UPDATE: Ponnuru has two updates. Somehow I missed the second before I posted. He links to a response he made to Neil Sinhababu (my colleague, just down the hall). I would have more or less made the argument Neil made, and Ponnuru’s response doesn’t seem strong, to me, but it is at least more cogent and appreciative of the contours of the issue than the other stuff I was reading seemed to be. Here is what he takes to be the essential point:

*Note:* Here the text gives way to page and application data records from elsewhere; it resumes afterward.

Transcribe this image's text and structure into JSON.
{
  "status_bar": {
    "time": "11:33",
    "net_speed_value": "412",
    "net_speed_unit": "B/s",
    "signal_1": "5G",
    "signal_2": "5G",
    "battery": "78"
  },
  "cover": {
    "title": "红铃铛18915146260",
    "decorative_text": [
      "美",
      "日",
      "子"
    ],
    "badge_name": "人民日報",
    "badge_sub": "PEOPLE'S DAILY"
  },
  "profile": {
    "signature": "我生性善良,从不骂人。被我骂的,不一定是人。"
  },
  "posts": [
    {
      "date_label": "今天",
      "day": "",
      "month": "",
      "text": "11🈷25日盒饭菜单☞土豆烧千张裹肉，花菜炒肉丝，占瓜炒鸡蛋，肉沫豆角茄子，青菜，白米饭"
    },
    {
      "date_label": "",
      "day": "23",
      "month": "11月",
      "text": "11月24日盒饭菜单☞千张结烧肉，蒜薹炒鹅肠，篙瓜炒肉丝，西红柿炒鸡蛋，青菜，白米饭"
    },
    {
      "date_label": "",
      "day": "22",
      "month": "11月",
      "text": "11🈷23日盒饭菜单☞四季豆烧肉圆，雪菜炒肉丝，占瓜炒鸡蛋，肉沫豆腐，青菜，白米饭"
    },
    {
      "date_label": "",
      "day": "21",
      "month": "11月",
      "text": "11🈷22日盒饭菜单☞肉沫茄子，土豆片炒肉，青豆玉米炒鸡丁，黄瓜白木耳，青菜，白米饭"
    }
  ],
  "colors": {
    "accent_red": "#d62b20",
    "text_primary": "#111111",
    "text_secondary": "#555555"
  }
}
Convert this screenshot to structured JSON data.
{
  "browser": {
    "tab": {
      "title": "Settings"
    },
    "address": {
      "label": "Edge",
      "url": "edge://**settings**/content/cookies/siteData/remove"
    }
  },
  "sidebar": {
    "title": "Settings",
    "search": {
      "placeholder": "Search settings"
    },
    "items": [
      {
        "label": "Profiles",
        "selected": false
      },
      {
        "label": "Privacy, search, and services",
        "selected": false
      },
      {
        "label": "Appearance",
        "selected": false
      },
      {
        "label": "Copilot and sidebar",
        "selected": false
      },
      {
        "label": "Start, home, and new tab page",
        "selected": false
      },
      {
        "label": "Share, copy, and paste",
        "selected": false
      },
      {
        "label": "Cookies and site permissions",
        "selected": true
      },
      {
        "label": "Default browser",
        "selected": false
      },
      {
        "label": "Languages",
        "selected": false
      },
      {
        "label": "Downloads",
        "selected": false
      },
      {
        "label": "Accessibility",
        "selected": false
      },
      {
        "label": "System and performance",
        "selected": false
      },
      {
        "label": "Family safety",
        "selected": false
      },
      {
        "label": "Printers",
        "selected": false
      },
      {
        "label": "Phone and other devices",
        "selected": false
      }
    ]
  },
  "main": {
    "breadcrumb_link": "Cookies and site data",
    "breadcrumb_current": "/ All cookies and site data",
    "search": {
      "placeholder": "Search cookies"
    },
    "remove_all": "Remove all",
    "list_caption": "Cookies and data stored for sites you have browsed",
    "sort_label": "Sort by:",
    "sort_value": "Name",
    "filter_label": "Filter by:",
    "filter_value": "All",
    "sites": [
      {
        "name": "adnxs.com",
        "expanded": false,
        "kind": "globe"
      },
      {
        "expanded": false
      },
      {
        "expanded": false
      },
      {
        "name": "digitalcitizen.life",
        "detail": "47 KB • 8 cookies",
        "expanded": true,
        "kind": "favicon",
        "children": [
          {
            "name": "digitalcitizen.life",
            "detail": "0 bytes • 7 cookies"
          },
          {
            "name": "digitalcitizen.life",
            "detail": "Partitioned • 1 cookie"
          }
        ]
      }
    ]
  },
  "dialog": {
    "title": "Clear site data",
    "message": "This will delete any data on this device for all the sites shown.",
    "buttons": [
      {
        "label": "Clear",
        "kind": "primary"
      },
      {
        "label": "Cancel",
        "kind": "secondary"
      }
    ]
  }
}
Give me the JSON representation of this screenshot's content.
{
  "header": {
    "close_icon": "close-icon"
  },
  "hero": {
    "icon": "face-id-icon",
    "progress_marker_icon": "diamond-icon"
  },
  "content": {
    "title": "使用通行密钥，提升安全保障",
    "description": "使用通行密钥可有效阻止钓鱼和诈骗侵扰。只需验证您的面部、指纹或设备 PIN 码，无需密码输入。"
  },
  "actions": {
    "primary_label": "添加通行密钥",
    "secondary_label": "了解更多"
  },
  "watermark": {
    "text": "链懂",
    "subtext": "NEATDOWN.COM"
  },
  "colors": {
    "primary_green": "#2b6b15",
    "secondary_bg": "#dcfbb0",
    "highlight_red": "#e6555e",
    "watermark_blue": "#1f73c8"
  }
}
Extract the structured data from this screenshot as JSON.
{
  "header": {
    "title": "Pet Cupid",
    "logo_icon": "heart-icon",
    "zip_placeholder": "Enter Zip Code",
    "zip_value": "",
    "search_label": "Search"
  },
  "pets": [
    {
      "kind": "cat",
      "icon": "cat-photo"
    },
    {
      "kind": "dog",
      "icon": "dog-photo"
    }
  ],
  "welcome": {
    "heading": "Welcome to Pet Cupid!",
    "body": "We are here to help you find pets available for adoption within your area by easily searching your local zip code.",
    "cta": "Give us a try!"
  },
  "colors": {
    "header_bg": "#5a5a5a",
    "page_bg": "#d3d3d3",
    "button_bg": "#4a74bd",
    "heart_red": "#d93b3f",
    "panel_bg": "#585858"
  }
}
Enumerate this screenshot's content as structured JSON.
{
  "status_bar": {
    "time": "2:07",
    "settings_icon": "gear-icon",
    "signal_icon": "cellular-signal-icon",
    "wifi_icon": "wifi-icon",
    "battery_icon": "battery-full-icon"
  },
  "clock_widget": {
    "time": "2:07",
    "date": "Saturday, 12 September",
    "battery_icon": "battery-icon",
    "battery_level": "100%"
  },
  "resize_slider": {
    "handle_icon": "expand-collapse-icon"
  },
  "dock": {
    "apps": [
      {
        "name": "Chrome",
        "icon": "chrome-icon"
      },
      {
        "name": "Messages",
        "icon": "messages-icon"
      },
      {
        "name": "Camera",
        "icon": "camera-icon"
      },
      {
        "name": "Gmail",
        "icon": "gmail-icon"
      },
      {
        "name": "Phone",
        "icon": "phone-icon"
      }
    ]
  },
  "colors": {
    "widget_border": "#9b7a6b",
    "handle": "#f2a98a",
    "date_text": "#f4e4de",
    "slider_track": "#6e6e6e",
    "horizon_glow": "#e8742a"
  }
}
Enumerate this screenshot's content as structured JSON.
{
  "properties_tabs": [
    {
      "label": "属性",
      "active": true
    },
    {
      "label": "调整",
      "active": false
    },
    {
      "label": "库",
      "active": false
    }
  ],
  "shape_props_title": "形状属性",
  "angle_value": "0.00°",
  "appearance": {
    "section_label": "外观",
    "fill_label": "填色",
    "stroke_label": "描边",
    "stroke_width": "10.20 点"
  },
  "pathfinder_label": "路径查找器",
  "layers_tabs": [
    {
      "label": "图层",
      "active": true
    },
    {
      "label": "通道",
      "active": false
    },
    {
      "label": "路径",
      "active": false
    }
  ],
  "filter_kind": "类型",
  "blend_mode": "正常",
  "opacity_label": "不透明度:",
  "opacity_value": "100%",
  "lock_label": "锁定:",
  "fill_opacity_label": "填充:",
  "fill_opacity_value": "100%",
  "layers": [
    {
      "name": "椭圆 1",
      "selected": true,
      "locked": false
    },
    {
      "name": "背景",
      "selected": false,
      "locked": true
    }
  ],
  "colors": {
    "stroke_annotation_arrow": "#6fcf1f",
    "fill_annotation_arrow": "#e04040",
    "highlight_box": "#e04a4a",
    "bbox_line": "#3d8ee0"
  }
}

The capacity we should value is the radical capacity (that is, the basic natural capacity in root form) to perform mental functions, etc. As I write in the book, “Even human beings in the embryonic, fetal, and infant stages of development” have this capacity “because of the kind of beings they are; because they have a human, and therefore rational, nature. They have the capacity to develop themselves by a process of internal self-direction to the point at which the basic natural capacity is immediately exercisable.” (I add in a footnote: “Disease, genetic defect, accident, and violence can of course block the development of this capacity in particular human beings, but these possibilities do not call its existence in those beings into question.”) I continue, “And they have this radical capacity equally, because they are equally human beings.”
My basic problem with this is that I doubt people really care so much about this ‘radical capacity’ – that is, this potentiality, as opposed to actual person-hood. Also, Ponnuru misconstrues the nature of the capacity. The proof of both criticisms is: if people really did care about all things exhibiting this ‘radical capacity’ they would care about all (or at least some) dead matter that has this capacity; stuff that could be taken up as part of an system in which intelligent life might arise, etc. We are all made of stars and all that. But obviously this is too generous a scope for our care. And, even more obviously, we don’t think that it is obvious that anything that might, by some process, evolve into intelligent life is, therefore, already intelligent life. Why think that everything that might grow into a human being is already a human being? Ponnuru would argue back against this in various ways, I expect. I’ll leave it at that.
UPDATE the 2nd: and Ponnuru responds.